100% Chemistry is most achievable through a complete industrial paradigm shift, which is slowly but surely being driven forward by industry business leaders and group efforts like the Suppliers Partnership for the Environment or groups like the new sustainability focus-group the B Team led by environmentalist and business mogul Richard Branson.
How You Can Start Using 100% Chemistry to Your Advantage
100% Chemistry is an immediately useful philosophy, regardless of where in the supply chain you sit or how large your business is. That’s because it puts more focus on the depth of the data you collect and share with your clients, which makes both environmental self-assessments easier and gives you an increasingly important competitive edge when it comes to moving product.

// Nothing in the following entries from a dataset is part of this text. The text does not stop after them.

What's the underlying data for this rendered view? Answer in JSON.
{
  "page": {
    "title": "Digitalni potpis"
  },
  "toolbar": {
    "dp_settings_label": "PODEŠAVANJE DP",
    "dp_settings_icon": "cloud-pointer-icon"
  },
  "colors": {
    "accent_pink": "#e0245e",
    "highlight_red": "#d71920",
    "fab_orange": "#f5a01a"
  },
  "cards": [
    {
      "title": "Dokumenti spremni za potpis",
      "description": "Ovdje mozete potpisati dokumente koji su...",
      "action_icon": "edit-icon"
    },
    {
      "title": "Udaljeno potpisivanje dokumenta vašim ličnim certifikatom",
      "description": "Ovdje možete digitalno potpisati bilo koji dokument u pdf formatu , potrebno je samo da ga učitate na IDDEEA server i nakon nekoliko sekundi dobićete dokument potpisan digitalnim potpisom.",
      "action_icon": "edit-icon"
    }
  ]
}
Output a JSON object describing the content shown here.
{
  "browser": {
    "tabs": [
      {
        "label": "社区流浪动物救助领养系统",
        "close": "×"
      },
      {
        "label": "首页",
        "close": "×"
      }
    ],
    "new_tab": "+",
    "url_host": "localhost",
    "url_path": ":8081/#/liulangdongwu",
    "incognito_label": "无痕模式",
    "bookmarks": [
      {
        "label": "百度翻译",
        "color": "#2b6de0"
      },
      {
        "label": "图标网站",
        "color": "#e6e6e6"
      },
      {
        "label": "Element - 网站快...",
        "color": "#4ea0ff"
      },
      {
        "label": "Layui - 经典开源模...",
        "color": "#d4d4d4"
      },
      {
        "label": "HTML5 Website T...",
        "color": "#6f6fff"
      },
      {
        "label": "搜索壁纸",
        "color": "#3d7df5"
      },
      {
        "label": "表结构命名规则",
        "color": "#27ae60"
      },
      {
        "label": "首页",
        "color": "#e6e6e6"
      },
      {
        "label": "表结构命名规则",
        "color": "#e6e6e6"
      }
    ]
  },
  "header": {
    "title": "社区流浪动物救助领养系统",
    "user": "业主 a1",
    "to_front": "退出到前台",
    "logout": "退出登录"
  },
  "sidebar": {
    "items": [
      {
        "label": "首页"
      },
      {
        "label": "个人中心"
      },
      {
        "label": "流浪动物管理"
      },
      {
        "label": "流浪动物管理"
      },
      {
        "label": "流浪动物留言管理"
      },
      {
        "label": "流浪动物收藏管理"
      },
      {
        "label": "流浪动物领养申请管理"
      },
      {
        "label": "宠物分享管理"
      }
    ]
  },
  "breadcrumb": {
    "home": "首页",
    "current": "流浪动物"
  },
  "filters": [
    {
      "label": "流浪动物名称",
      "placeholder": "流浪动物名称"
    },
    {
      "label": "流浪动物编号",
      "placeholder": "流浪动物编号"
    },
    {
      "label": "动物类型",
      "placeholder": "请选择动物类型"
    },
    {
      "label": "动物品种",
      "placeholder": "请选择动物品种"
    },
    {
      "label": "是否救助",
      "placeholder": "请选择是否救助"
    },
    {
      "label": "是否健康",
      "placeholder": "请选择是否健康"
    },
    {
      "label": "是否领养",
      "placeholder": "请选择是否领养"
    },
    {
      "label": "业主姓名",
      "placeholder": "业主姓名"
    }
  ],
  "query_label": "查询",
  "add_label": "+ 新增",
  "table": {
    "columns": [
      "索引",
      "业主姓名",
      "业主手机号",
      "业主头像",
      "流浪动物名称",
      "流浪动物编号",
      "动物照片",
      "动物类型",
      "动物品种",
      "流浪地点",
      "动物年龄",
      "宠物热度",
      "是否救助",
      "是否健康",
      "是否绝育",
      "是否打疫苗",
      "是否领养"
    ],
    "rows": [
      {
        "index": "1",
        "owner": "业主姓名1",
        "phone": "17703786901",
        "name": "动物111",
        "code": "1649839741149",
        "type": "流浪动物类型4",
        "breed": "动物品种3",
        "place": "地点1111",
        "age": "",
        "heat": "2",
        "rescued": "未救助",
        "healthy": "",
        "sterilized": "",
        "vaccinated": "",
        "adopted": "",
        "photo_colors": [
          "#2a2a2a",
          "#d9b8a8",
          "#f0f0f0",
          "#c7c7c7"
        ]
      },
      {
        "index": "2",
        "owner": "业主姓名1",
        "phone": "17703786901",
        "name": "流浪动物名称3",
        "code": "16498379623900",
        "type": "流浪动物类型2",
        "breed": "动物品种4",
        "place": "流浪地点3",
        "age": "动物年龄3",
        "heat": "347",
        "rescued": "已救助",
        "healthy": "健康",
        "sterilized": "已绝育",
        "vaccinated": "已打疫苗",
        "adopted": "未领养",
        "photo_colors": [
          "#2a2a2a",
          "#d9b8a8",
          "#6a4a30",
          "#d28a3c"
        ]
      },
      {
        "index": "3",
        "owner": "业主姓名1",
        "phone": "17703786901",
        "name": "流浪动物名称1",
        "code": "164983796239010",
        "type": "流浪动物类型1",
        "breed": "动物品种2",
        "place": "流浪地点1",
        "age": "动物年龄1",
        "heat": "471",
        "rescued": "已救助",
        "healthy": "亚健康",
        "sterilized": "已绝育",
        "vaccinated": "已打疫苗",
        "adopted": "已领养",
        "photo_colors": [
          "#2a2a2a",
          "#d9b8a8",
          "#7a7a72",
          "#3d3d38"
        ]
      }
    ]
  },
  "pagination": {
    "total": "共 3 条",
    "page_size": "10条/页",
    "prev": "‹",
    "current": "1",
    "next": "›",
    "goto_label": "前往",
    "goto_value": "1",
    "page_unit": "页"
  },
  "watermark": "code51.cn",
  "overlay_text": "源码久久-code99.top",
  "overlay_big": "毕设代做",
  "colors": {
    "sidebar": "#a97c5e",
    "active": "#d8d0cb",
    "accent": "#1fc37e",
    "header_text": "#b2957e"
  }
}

How you start applying 100% Chemistry practices is up to you, and will depend on your current level of engagement with data collection and sharing: the first step is to closely examine your own internal data management and chemical inventory tracking for your own products: are you able to give a fairly accurate account of the chemicals you put into your products or use to manufacture your products? Can you accurately track your air and water emissions back to their originating chemicals? If there are any gaps, where does the missing data originate from? Are you getting poor quality data from a supplier? Or are there gaps in your internal processes and your facilities contribution to the impacts? Are you passing on poor quality data to a client because of those gaps?
Next, start a dialogue with your supply chain, both those links above and below you, about how you transmit data and what each of you would like to see happen in that area. What data collection gaps are they experiencing? What challenges are they facing that inhibit their ability to reach 100% transparency? Importantly, what common sustainability goals can you find that would be mutually beneficial?
This is also a good opportunity to discuss collaborative projects like cooperative phase outs of certain substances from the supply chain. It will be far easier to successfully implement a program or practice if you lay out the groundwork at this early point.
The next step is to figure out the more technical details about your information management and sharing goals. What methods of data collection do entities in your supply chain find is most effective? In which format do your clients and suppliers store the data they collect? What is the easiest way for data to get communicated up and down the supply chain?
It’s not enough to agree that data sharing is important – 100% Chemistry requires a systems approach, creating standards and practices that work for each supplier tier that ensures that material information doesn’t get lost or obscured.
Take the first Step toward 100% Chemistry Today
If 100% Chemistry sounds like something that would benefit your business, either today or in the near future, now is the perfect time to take that first step and begin to take a closer look at your own data management practice and start to assess them for weaknesses and opportunities.
We’ve compiled a list of our own resources that explain the data management techniques we’ve come across that manufacturers have found useful in this process. The best place to start is by reading through some of these materials and learning more about EHS data management best practices.